*** Opening RECORDS FOR THE EXERCISE ***
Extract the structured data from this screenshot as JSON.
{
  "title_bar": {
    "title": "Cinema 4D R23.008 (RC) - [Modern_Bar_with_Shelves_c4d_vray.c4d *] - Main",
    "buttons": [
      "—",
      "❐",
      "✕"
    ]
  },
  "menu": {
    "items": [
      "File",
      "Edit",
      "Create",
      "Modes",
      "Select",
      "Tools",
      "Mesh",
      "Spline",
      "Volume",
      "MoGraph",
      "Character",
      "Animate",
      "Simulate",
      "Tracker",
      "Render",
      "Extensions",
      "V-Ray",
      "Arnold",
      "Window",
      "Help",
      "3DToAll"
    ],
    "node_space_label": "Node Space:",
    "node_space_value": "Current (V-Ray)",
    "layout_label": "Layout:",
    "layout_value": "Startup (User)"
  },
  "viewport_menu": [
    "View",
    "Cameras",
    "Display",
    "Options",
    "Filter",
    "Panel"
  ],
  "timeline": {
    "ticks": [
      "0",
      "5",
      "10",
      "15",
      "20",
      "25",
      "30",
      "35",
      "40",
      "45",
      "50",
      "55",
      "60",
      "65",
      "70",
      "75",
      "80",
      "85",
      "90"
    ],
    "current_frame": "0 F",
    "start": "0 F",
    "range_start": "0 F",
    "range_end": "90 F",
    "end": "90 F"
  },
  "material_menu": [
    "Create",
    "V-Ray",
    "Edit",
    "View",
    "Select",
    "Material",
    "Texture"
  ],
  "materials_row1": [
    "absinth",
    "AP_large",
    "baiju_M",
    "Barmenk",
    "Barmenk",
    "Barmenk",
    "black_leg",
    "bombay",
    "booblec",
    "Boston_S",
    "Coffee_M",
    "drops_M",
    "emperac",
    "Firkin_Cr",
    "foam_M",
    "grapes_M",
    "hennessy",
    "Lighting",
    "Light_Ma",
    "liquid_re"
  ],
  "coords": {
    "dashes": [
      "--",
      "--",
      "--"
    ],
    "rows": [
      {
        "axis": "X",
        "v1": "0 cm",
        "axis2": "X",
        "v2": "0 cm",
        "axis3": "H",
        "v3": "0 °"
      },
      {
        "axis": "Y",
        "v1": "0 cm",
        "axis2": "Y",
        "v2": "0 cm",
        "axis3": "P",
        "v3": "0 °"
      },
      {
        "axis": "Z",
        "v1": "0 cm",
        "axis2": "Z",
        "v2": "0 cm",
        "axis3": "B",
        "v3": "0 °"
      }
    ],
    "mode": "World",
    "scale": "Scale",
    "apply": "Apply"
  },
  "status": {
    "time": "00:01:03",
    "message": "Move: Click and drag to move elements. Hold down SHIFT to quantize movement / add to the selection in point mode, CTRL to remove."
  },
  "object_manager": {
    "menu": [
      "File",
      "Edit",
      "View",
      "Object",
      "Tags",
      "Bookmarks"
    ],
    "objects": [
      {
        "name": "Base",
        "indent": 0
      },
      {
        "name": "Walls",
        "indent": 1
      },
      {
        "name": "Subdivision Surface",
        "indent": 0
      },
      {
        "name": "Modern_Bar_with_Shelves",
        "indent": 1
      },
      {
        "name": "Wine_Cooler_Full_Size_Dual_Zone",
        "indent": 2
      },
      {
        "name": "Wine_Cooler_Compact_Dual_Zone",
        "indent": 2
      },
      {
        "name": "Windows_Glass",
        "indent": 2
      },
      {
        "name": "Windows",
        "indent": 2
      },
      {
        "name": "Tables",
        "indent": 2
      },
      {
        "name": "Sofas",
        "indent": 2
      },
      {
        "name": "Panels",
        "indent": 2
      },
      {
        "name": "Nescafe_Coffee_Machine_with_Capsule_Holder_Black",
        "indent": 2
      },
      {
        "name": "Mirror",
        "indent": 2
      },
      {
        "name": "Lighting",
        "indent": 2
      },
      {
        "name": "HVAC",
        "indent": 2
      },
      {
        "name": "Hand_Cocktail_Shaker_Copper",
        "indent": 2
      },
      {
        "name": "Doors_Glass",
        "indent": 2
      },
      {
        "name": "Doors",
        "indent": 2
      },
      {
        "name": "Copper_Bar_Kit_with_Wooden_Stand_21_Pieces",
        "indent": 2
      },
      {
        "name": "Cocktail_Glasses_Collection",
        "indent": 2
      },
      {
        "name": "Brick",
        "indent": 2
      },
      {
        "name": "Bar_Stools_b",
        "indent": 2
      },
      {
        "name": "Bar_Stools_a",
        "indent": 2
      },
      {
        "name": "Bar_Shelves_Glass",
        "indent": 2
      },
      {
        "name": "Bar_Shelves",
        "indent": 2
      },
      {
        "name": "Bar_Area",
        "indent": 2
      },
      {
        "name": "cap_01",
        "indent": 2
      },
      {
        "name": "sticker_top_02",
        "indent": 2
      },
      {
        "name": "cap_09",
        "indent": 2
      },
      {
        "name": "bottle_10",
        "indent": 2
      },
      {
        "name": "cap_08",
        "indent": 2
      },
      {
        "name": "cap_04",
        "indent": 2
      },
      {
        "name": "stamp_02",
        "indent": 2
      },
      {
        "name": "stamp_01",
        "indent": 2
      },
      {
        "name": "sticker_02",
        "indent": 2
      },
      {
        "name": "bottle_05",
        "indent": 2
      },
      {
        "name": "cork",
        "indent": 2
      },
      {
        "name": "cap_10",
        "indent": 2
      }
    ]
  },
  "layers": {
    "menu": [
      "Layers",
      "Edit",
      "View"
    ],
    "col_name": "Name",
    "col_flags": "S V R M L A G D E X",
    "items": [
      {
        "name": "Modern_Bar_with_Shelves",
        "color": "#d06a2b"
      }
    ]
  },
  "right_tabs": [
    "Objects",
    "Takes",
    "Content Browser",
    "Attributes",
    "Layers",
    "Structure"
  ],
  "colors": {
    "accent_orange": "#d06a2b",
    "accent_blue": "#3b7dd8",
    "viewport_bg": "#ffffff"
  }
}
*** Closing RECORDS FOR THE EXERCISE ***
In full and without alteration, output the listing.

# OUTPUT FOR THIS EXERCISE:
Extract the structured data from this screenshot as JSON.
{
  "title_bar": {
    "title": "Cinema 4D R23.008 (RC) - [Modern_Bar_with_Shelves_c4d_vray.c4d *] - Main",
    "buttons": [
      "—",
      "❐",
      "✕"
    ]
  },
  "menu": {
    "items": [
      "File",
      "Edit",
      "Create",
      "Modes",
      "Select",
      "Tools",
      "Mesh",
      "Spline",
      "Volume",
      "MoGraph",
      "Character",
      "Animate",
      "Simulate",
      "Tracker",
      "Render",
      "Extensions",
      "V-Ray",
      "Arnold",
      "Window",
      "Help",
      "3DToAll"
    ],
    "node_space_label": "Node Space:",
    "node_space_value": "Current (V-Ray)",
    "layout_label": "Layout:",
    "layout_value": "Startup (User)"
  },
  "viewport_menu": [
    "View",
    "Cameras",
    "Display",
    "Options",
    "Filter",
    "Panel"
  ],
  "timeline": {
    "ticks": [
      "0",
      "5",
      "10",
      "15",
      "20",
      "25",
      "30",
      "35",
      "40",
      "45",
      "50",
      "55",
      "60",
      "65",
      "70",
      "75",
      "80",
      "85",
      "90"
    ],
    "current_frame": "0 F",
    "start": "0 F",
    "range_start": "0 F",
    "range_end": "90 F",
    "end": "90 F"
  },
  "material_menu": [
    "Create",
    "V-Ray",
    "Edit",
    "View",
    "Select",
    "Material",
    "Texture"
  ],
  "materials_row1": [
    "absinth",
    "AP_large",
    "baiju_M",
    "Barmenk",
    "Barmenk",
    "Barmenk",
    "black_leg",
    "bombay",
    "booblec",
    "Boston_S",
    "Coffee_M",
    "drops_M",
    "emperac",
    "Firkin_Cr",
    "foam_M",
    "grapes_M",
    "hennessy",
    "Lighting",
    "Light_Ma",
    "liquid_re"
  ],
  "coords": {
    "dashes": [
      "--",
      "--",
      "--"
    ],
    "rows": [
      {
        "axis": "X",
        "v1": "0 cm",
        "axis2": "X",
        "v2": "0 cm",
        "axis3": "H",
        "v3": "0 °"
      },
      {
        "axis": "Y",
        "v1": "0 cm",
        "axis2": "Y",
        "v2": "0 cm",
        "axis3": "P",
        "v3": "0 °"
      },
      {
        "axis": "Z",
        "v1": "0 cm",
        "axis2": "Z",
        "v2": "0 cm",
        "axis3": "B",
        "v3": "0 °"
      }
    ],
    "mode": "World",
    "scale": "Scale",
    "apply": "Apply"
  },
  "status": {
    "time": "00:01:03",
    "message": "Move: Click and drag to move elements. Hold down SHIFT to quantize movement / add to the selection in point mode, CTRL to remove."
  },
  "object_manager": {
    "menu": [
      "File",
      "Edit",
      "View",
      "Object",
      "Tags",
      "Bookmarks"
    ],
    "objects": [
      {
        "name": "Base",
        "indent": 0
      },
      {
        "name": "Walls",
        "indent": 1
      },
      {
        "name": "Subdivision Surface",
        "indent": 0
      },
      {
        "name": "Modern_Bar_with_Shelves",
        "indent": 1
      },
      {
        "name": "Wine_Cooler_Full_Size_Dual_Zone",
        "indent": 2
      },
      {
        "name": "Wine_Cooler_Compact_Dual_Zone",
        "indent": 2
      },
      {
        "name": "Windows_Glass",
        "indent": 2
      },
      {
        "name": "Windows",
        "indent": 2
      },
      {
        "name": "Tables",
        "indent": 2
      },
      {
        "name": "Sofas",
        "indent": 2
      },
      {
        "name": "Panels",
        "indent": 2
      },
      {
        "name": "Nescafe_Coffee_Machine_with_Capsule_Holder_Black",
        "indent": 2
      },
      {
        "name": "Mirror",
        "indent": 2
      },
      {
        "name": "Lighting",
        "indent": 2
      },
      {
        "name": "HVAC",
        "indent": 2
      },
      {
        "name": "Hand_Cocktail_Shaker_Copper",
        "indent": 2
      },
      {
        "name": "Doors_Glass",
        "indent": 2
      },
      {
        "name": "Doors",
        "indent": 2
      },
      {
        "name": "Copper_Bar_Kit_with_Wooden_Stand_21_Pieces",
        "indent": 2
      },
      {
        "name": "Cocktail_Glasses_Collection",
        "indent": 2
      },
      {
        "name": "Brick",
        "indent": 2
      },
      {
        "name": "Bar_Stools_b",
        "indent": 2
      },
      {
        "name": "Bar_Stools_a",
        "indent": 2
      },
      {
        "name": "Bar_Shelves_Glass",
        "indent": 2
      },
      {
        "name": "Bar_Shelves",
        "indent": 2
      },
      {
        "name": "Bar_Area",
        "indent": 2
      },
      {
        "name": "cap_01",
        "indent": 2
      },
      {
        "name": "sticker_top_02",
        "indent": 2
      },
      {
        "name": "cap_09",
        "indent": 2
      },
      {
        "name": "bottle_10",
        "indent": 2
      },
      {
        "name": "cap_08",
        "indent": 2
      },
      {
        "name": "cap_04",
        "indent": 2
      },
      {
        "name": "stamp_02",
        "indent": 2
      },
      {
        "name": "stamp_01",
        "indent": 2
      },
      {
        "name": "sticker_02",
        "indent": 2
      },
      {
        "name": "bottle_05",
        "indent": 2
      },
      {
        "name": "cork",
        "indent": 2
      },
      {
        "name": "cap_10",
        "indent": 2
      }
    ]
  },
  "layers": {
    "menu": [
      "Layers",
      "Edit",
      "View"
    ],
    "col_name": "Name",
    "col_flags": "S V R M L A G D E X",
    "items": [
      {
        "name": "Modern_Bar_with_Shelves",
        "color": "#d06a2b"
      }
    ]
  },
  "right_tabs": [
    "Objects",
    "Takes",
    "Content Browser",
    "Attributes",
    "Layers",
    "Structure"
  ],
  "colors": {
    "accent_orange": "#d06a2b",
    "accent_blue": "#3b7dd8",
    "viewport_bg": "#ffffff"
  }
}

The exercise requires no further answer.